Print each record below exactly as it appears.

SOURCE DATA:
• • • • • • •

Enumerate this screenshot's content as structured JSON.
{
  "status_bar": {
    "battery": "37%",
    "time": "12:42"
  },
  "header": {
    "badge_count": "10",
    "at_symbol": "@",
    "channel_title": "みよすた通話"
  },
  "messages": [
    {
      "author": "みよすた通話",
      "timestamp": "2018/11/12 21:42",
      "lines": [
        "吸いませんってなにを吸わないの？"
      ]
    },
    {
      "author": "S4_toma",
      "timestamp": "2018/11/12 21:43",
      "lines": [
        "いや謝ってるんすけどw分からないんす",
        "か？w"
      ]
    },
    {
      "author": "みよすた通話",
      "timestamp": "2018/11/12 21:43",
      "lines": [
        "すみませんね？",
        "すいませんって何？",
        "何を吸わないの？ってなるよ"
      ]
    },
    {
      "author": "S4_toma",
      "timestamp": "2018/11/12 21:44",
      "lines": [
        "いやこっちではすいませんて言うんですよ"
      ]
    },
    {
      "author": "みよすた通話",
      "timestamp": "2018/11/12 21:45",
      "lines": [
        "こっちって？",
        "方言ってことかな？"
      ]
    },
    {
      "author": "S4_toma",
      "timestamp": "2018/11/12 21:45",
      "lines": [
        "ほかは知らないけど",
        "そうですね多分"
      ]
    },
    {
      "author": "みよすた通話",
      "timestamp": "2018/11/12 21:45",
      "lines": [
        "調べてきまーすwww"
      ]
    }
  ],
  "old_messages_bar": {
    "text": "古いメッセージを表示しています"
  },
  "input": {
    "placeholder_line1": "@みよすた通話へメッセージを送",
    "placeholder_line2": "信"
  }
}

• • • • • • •

PROBLEM SOLUTION:
Enumerate this screenshot's content as structured JSON.
{
  "status_bar": {
    "battery": "37%",
    "time": "12:42"
  },
  "header": {
    "badge_count": "10",
    "at_symbol": "@",
    "channel_title": "みよすた通話"
  },
  "messages": [
    {
      "author": "みよすた通話",
      "timestamp": "2018/11/12 21:42",
      "lines": [
        "吸いませんってなにを吸わないの？"
      ]
    },
    {
      "author": "S4_toma",
      "timestamp": "2018/11/12 21:43",
      "lines": [
        "いや謝ってるんすけどw分からないんす",
        "か？w"
      ]
    },
    {
      "author": "みよすた通話",
      "timestamp": "2018/11/12 21:43",
      "lines": [
        "すみませんね？",
        "すいませんって何？",
        "何を吸わないの？ってなるよ"
      ]
    },
    {
      "author": "S4_toma",
      "timestamp": "2018/11/12 21:44",
      "lines": [
        "いやこっちではすいませんて言うんですよ"
      ]
    },
    {
      "author": "みよすた通話",
      "timestamp": "2018/11/12 21:45",
      "lines": [
        "こっちって？",
        "方言ってことかな？"
      ]
    },
    {
      "author": "S4_toma",
      "timestamp": "2018/11/12 21:45",
      "lines": [
        "ほかは知らないけど",
        "そうですね多分"
      ]
    },
    {
      "author": "みよすた通話",
      "timestamp": "2018/11/12 21:45",
      "lines": [
        "調べてきまーすwww"
      ]
    }
  ],
  "old_messages_bar": {
    "text": "古いメッセージを表示しています"
  },
  "input": {
    "placeholder_line1": "@みよすた通話へメッセージを送",
    "placeholder_line2": "信"
  }
}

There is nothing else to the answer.